By Ellen Coplen
On June 29, New Mexico’s Cannabis Regulation Act (CRA) went into effect. New Mexico legislators passed the bill in a special session earlier this year. The new law allows for any adult over the age of 21 to possess up to two ounces at any time for recreational use. Medical cannabis patients will also be allowed to purchase more than 12 times what they were allowed to purchase before.
The bill also calls for recreational sales of cannabis to adults to be delayed until no later than April 1, 2022. This will allow time for some of the regulations regarding growing, sales, licenses, taxes, etc. to be ironed out and finalized. Many believe we will start seeing recreational sales by the first of 2022.
Many economists and cannabis producers believe that legalizing cannabis will bring some 11,000-15,000 new jobs and project that annual revenue in sales will bring $600-$800 million in revenue to New Mexico. How will we get there?
Duke Dominguez, Chief Executive Officer of Ultra Health, presented some of the anticipated gains – and some hurdles — New Mexicans can expect over the next few years.
In a June 8 online presentation sponsored by Albuquerque Oasis, Dominguez referenced Colorado’s experience in predicting what lies ahead for New Mexico, and believes that many rural cities – especially along the border of Texas – will benefit the most.
Dominguez said that because Texas won’t legalize cannabis, 42% of anticipated sales in New Mexico will come from Texans traveling here to purchase cannabis. He believes this will create an economic boom for many cities such as Clovis, Portales, Hobbs, and Clayton, which could also lead to challenges such as new traffic patterns needed to handle the flow of traffic. “I anticipate a rebirth in so many communities in our state as a result of legalization,” Dominguez said.

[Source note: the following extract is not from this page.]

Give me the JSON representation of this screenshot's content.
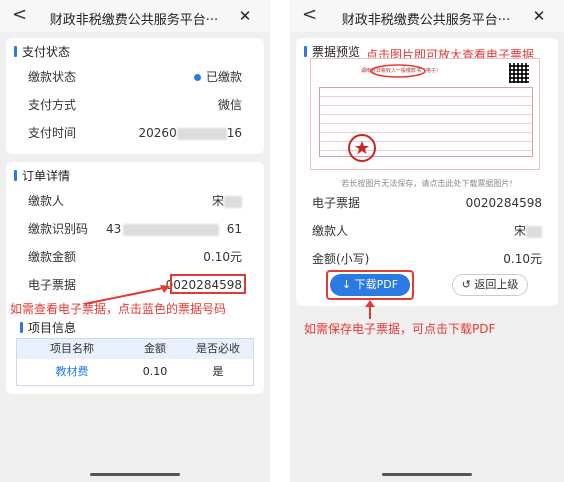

Dominguez added that the state’s revenue will come from a combination of sales tax and gross receipts taxes. He believes that recreational sales will be taxed at 12 percent divided in three ways: four percent will go to the local municipality, four percent to the county, and four percent to the state general fund. Additionally, he predicts there will be a gross receipts tax of about eight percent for the first 3 years, which makes recreational sales taxed at about 20% total. Each year, the gross receipts could increase by one percent and by 2030, it could be up to 18%.
With a high sales and gross receipts tax, Dominguez was asked what would be the incentive for a buyer to pay more to purchase from a dispensary rather than a local dealer. He believes that eventually, street dealers will be mostly weeded out of the mix because it will continue to be illegal to sell cannabis without a license and that Colorado has essentially been able to do this.
He also pointed to the likelihood that prices will drop significantly as part of the competitive marketplace if growers don’t have production limitations – an item in the bill that still needs to be determined. The CRA also allows for an individual to legally grow up to six mature and six immature plants at any given time for their own personal use.
Dominguez predicts that New Mexico – along with California and the Pacific Northwest — will be the three major markets in the nation the cannabis industry. “Cannabis will rival practically every industry outside of oil and gas and the film industry in New Mexico,” Dominguez said. “It will be larger than green chile combined with pecans, wheat and copper.”
Let’s hope Dominguez is right. New Mexico has waited long enough.